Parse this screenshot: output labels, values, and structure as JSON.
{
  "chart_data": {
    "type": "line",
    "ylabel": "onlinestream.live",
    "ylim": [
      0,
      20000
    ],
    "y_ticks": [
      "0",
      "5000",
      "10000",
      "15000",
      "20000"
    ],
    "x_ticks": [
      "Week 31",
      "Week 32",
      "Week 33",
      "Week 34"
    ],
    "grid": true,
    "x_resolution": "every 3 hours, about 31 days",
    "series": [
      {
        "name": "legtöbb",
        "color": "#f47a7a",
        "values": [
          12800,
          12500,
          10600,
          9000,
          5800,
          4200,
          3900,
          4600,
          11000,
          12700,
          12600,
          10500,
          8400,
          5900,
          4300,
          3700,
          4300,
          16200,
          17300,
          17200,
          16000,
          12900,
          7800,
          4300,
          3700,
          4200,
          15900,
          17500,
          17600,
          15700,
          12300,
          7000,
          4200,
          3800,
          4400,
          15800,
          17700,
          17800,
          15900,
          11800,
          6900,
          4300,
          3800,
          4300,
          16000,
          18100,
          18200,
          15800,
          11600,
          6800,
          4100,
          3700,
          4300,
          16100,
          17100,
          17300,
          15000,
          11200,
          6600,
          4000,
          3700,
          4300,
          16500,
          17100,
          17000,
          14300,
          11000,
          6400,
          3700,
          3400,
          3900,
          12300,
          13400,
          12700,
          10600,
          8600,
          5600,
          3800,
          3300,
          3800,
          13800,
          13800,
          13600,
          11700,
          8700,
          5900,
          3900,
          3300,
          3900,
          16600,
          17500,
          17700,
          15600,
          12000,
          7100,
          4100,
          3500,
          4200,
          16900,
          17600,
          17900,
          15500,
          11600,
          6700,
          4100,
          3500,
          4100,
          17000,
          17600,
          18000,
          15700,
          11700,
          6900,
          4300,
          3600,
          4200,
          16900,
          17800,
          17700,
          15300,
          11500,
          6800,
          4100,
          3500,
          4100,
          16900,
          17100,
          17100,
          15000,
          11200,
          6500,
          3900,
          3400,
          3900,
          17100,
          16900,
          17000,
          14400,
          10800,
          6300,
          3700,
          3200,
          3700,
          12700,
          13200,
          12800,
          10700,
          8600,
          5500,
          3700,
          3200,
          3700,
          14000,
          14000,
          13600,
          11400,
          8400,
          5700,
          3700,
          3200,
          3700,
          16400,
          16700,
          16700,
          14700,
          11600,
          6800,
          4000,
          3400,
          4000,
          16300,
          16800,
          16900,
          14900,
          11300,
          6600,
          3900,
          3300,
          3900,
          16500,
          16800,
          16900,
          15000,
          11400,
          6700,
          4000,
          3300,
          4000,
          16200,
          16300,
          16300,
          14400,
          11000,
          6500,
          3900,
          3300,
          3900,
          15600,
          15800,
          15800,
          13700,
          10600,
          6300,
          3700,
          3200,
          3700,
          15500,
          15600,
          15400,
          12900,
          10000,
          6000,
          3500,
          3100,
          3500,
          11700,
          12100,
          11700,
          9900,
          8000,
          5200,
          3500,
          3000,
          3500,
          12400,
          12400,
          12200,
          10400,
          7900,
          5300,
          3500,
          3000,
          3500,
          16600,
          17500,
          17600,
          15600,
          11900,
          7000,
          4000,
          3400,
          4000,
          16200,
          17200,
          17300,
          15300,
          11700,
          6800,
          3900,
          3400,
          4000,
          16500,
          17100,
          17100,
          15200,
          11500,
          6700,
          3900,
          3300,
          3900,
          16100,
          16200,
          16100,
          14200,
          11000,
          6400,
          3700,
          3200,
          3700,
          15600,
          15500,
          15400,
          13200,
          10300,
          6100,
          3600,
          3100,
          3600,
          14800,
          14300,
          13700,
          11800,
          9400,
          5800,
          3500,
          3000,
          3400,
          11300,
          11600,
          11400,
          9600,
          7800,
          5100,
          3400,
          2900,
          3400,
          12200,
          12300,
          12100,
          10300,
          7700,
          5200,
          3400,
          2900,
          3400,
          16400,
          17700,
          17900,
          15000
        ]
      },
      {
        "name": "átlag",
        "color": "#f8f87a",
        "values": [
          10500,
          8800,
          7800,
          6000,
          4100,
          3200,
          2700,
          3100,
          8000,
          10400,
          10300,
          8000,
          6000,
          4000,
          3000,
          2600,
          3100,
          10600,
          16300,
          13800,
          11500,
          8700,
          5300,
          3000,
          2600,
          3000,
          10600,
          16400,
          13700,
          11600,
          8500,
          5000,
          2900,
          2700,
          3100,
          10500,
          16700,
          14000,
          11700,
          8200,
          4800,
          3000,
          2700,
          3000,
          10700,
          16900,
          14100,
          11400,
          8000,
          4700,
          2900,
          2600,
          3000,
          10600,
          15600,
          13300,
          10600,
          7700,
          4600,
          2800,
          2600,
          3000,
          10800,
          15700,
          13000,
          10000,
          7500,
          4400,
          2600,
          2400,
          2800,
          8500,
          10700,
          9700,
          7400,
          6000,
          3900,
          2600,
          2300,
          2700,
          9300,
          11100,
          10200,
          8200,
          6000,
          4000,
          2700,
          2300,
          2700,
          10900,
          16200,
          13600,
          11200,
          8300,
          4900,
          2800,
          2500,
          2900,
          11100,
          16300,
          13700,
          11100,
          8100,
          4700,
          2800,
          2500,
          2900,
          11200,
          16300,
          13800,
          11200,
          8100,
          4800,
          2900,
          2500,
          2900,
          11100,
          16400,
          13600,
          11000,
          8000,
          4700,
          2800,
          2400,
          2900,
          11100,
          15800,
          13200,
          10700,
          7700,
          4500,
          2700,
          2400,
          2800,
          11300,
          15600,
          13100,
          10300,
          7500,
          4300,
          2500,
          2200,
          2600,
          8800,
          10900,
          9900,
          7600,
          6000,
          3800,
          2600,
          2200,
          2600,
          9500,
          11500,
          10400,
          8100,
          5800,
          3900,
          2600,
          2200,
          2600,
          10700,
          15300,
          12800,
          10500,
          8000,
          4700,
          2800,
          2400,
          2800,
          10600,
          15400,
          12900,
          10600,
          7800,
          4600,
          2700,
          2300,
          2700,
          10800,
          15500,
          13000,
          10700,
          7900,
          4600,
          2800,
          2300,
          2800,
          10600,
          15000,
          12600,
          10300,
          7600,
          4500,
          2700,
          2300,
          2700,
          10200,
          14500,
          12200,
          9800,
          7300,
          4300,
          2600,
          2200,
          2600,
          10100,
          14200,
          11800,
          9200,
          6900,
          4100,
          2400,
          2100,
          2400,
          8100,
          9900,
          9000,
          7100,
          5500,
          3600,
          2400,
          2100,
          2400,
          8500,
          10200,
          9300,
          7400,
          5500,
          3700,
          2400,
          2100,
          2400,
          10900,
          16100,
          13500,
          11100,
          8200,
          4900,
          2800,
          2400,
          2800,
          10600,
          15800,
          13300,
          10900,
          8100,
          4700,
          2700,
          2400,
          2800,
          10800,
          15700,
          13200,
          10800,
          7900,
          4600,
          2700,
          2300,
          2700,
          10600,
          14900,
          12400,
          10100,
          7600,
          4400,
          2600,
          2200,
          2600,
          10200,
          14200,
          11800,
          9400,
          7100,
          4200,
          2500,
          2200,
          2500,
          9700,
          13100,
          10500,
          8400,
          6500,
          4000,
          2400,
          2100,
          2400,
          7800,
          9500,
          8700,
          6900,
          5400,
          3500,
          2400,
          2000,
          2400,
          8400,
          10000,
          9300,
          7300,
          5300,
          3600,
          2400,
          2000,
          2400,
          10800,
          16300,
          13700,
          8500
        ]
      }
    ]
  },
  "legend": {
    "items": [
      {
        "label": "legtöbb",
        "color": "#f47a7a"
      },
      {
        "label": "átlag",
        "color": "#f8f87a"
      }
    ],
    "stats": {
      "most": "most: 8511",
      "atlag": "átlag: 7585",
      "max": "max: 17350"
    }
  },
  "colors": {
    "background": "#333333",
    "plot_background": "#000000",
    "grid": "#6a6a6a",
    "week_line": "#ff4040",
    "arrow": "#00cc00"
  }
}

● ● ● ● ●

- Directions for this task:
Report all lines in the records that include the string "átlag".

- Worked solution:
        "name": "átlag",
        "label": "átlag",
      "atlag": "átlag: 7585",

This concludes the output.